> [Information supplied]:

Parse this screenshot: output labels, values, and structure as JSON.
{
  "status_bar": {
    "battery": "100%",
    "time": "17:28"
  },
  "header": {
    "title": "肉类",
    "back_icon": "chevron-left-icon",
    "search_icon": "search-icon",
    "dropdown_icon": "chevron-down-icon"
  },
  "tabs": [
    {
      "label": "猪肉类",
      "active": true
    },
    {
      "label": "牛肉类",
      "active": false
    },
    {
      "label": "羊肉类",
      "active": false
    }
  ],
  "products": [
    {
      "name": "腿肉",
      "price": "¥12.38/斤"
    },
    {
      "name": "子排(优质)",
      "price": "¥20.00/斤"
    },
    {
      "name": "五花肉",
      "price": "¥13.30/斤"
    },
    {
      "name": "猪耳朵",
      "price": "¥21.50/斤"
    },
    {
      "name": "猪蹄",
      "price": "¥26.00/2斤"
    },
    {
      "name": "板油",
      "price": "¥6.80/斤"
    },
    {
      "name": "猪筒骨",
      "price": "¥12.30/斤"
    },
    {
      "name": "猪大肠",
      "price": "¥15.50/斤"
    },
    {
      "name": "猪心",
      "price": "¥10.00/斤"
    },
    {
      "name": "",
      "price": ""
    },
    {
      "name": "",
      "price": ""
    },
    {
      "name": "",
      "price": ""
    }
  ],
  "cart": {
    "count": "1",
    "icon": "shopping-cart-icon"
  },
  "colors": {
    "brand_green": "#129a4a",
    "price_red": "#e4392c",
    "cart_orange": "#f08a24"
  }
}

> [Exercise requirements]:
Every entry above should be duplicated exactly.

> [Solution]:
Parse this screenshot: output labels, values, and structure as JSON.
{
  "status_bar": {
    "battery": "100%",
    "time": "17:28"
  },
  "header": {
    "title": "肉类",
    "back_icon": "chevron-left-icon",
    "search_icon": "search-icon",
    "dropdown_icon": "chevron-down-icon"
  },
  "tabs": [
    {
      "label": "猪肉类",
      "active": true
    },
    {
      "label": "牛肉类",
      "active": false
    },
    {
      "label": "羊肉类",
      "active": false
    }
  ],
  "products": [
    {
      "name": "腿肉",
      "price": "¥12.38/斤"
    },
    {
      "name": "子排(优质)",
      "price": "¥20.00/斤"
    },
    {
      "name": "五花肉",
      "price": "¥13.30/斤"
    },
    {
      "name": "猪耳朵",
      "price": "¥21.50/斤"
    },
    {
      "name": "猪蹄",
      "price": "¥26.00/2斤"
    },
    {
      "name": "板油",
      "price": "¥6.80/斤"
    },
    {
      "name": "猪筒骨",
      "price": "¥12.30/斤"
    },
    {
      "name": "猪大肠",
      "price": "¥15.50/斤"
    },
    {
      "name": "猪心",
      "price": "¥10.00/斤"
    },
    {
      "name": "",
      "price": ""
    },
    {
      "name": "",
      "price": ""
    },
    {
      "name": "",
      "price": ""
    }
  ],
  "cart": {
    "count": "1",
    "icon": "shopping-cart-icon"
  },
  "colors": {
    "brand_green": "#129a4a",
    "price_red": "#e4392c",
    "cart_orange": "#f08a24"
  }
}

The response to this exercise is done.